The Defense Department faces steep cuts in the next decade regardless of whether the government goes off the fiscal cliff, speakers at a defense forum in Washington said Wednesday.
The main impact of automatic cuts that would be triggered by sequestration is that the cuts would be made more quickly and in a more indiscriminate fashion, several said.
“The danger of deep cuts of sequestration is it forces choices before we’re able to make them in an informed way,” William Lynn, who served as deputy secretary of defense from 2009 to 2011 under Robert Gates and Leon Panetta, told the defense forum on the fiscal cliff held by the U.S. Naval Institute.
In the event of sequestration, the Pentagon will face an additional $500 billion in cuts over the next decade, atop the $487 billion already approved.
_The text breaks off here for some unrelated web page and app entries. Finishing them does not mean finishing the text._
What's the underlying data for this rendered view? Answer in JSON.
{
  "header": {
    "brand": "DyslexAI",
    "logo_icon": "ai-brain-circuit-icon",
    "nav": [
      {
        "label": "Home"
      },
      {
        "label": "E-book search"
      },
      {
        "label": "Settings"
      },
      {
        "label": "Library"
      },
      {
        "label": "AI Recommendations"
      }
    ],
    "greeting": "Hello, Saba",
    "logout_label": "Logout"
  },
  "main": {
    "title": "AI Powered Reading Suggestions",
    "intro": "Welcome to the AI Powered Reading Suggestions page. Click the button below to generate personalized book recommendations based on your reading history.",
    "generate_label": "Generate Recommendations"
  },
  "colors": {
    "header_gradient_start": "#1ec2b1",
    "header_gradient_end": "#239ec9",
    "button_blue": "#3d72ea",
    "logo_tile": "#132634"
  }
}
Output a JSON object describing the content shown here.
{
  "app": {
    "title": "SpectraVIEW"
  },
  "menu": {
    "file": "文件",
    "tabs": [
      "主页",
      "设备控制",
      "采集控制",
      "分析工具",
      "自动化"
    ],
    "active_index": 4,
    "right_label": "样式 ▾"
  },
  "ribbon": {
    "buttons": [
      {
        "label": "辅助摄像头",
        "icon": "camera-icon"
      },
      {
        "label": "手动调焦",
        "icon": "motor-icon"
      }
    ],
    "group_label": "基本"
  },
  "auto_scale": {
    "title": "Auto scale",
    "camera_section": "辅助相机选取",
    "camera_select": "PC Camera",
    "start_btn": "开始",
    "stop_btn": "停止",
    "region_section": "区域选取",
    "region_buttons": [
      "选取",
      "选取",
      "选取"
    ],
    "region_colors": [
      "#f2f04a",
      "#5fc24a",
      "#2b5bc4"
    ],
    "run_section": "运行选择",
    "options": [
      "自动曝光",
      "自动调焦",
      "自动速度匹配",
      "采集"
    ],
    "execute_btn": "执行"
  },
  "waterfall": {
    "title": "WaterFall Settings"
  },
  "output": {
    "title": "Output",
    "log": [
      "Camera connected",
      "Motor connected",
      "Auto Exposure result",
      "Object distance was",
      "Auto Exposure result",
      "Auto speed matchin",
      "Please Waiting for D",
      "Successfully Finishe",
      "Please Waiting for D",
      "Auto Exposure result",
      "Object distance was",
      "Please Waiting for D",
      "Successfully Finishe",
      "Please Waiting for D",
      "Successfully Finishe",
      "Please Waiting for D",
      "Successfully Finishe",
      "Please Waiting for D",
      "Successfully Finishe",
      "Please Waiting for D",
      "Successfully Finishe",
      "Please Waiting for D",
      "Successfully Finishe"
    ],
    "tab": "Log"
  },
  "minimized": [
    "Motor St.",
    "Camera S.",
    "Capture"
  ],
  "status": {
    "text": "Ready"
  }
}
If a deal is reached avoiding the fiscal cliff, according to analysts, the additional cuts will be less severe but could still amount to several hundred billion dollars over the next 10 years.
“We are in a drawdown, not particularly because of the fiscal cliff,” but because of the U.S. withdrawal from Iraq and Afghanistan, said Gordon Adams, who oversaw national security and foreign policy budgets for the Office of Management and Budget during the Clinton administration. He said the cuts faced by the military are similar to those made in the 1990s after the end of the Cold War, as well as earlier retrenchments after the wars in Korea and Vietnam.
“Procurement will face the deepest cuts, people next,” Adams said.
The civilian defense workforce of approximately 700,000 could shrink to between 500,000 and 600,000, Adams estimated.
The personnel cuts will largely be made by attrition, “but if we go over the cliff, it could be faster,” said Adams.
Sequestration would likely mean a quick 15 percent cut in procurement with serious ramifications for the defense industry, said Bobby Sturgell, senior vice president of Washington operations for Rockwell Collins. “Within two to three months — whether it’s a ramp or a cliff, your choice of words, but job cuts are coming,” he said.
The Pentagon’s cuts to operations and maintenance will be somewhat less steep, while research and development will likely see the shallowest cuts, as was the case in earlier drawdowns, several speakers said.
“The great hope of every incoming defense secretary is to somehow find savings in management and overhead [which can be shifted] to the pointy end of the spear,” Lynn said. “The problem is it’s never happened.”
“There aren’t that many places to get those game-changing savings,” he added.